The FDA proposed realignment of the Center for Drug Evaluation and Research (CDER) calls for the creation of a new office dedicated to the agency’s Critical Path Initiative, as well as a major restructuring of the center’s drug safety activities. The realignment plan, which the FDA hopes to fully implement over the next six months, builds upon last month’s announcement by CDER Director Steven Galson, who revealed the agency was planning major changes to CDER to better align staff functions with CDER goals and FDA public health mission.

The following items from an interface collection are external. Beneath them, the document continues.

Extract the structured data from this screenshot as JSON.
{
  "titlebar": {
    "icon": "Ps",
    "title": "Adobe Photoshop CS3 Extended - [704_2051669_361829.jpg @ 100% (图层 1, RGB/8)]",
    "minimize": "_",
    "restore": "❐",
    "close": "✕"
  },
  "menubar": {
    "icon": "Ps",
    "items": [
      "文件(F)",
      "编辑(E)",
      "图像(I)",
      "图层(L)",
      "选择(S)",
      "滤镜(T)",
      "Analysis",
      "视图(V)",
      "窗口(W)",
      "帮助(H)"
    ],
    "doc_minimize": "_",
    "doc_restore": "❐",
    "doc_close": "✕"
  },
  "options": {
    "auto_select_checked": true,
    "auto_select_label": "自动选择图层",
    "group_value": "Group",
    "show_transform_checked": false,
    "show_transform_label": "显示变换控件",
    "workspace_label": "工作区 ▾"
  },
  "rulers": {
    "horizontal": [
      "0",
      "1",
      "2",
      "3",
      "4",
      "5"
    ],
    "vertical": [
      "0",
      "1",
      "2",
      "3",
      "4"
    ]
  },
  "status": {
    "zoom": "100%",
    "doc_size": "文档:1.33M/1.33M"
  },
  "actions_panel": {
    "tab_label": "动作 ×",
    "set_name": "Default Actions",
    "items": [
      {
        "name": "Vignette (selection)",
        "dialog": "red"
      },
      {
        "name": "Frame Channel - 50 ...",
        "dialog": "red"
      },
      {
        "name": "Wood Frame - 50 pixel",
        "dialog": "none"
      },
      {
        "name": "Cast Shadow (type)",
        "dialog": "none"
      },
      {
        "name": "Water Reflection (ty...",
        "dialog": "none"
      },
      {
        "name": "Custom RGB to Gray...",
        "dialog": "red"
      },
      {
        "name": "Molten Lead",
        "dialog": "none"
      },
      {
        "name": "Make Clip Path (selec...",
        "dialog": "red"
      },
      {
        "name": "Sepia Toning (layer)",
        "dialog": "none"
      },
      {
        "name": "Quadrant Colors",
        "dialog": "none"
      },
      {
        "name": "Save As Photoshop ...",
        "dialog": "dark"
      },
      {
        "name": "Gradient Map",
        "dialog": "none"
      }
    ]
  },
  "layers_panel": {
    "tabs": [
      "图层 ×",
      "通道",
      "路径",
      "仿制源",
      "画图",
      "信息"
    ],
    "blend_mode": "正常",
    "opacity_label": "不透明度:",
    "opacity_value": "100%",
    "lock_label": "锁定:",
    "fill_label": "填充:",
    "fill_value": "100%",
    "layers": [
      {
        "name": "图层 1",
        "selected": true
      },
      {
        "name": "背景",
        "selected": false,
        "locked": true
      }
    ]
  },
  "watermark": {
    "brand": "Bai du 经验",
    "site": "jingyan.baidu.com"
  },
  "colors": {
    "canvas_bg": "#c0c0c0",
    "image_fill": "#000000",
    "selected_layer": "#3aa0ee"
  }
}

Among the key proposals, according to a recent memo from Galson, is the formation of a new CDER office devoted solely to Critical Path. Launched in March 2004 as part of the FDA efforts to speed drug development, Critical Path has been touted as a top priority by agency officials but has been largely slowed by funding shortfalls and other hurdles.
The Center could greatly enhance the process to develop drugs more quickly, safely and effectively if staffed to provide sufficient assistance and advice to developers and to sustain public/private partnerships to improve drug development,” Galson memo states. “To date, the Center has not been staffed to support needed work on the Critical Path and has not been configured to provide organizational ‘ownership’ of these activities.
The new office, which would include the current Office of Clinical Pharmacology and Biopharmaceutics and the Office of Biostatistics, would help CDER prioritize its Critical Path efforts and spur more cooperation with other federal agencies, CDER Deputy Director Douglas Throckmorton said during a recent meeting of the agency Science Board. I am very confident [the new office] will make a difference in the effectiveness of the Critical Path program, Throckmorton added.
In addition to creating the new Critical Path office, the reorganization plan calls for the formation of a new advisory group, reporting to the Office of Medical Policy, to address Critical Path projects in the area of clinical trial design and analysis.
The second component of the CDER realignment is an overhaul of the center’s drug safety organizational structure. According to Galson, CDERcurrent structure ;perpetuates the misperception that ensuring drug safety is solely the responsibility of the current Office of Drug Safety (ODS). The realignment will address this misperception by emphasizing the center; multi-disciplinary approach to drug safety activities, Galson added.
The proposed organizational changes affecting drug safety include: appointing a new associate center director to focus on broad drug safety policy and safety communication; consolidating certain drug safety-related activities to report to the new associate center director, including the agency MedWatch program and Drug Safety Oversight Board; and elevating the status of the current ODS to report directly to the center director. The name of the ODS will be changed to more accurately reflect the range of activities it performs, Galson said.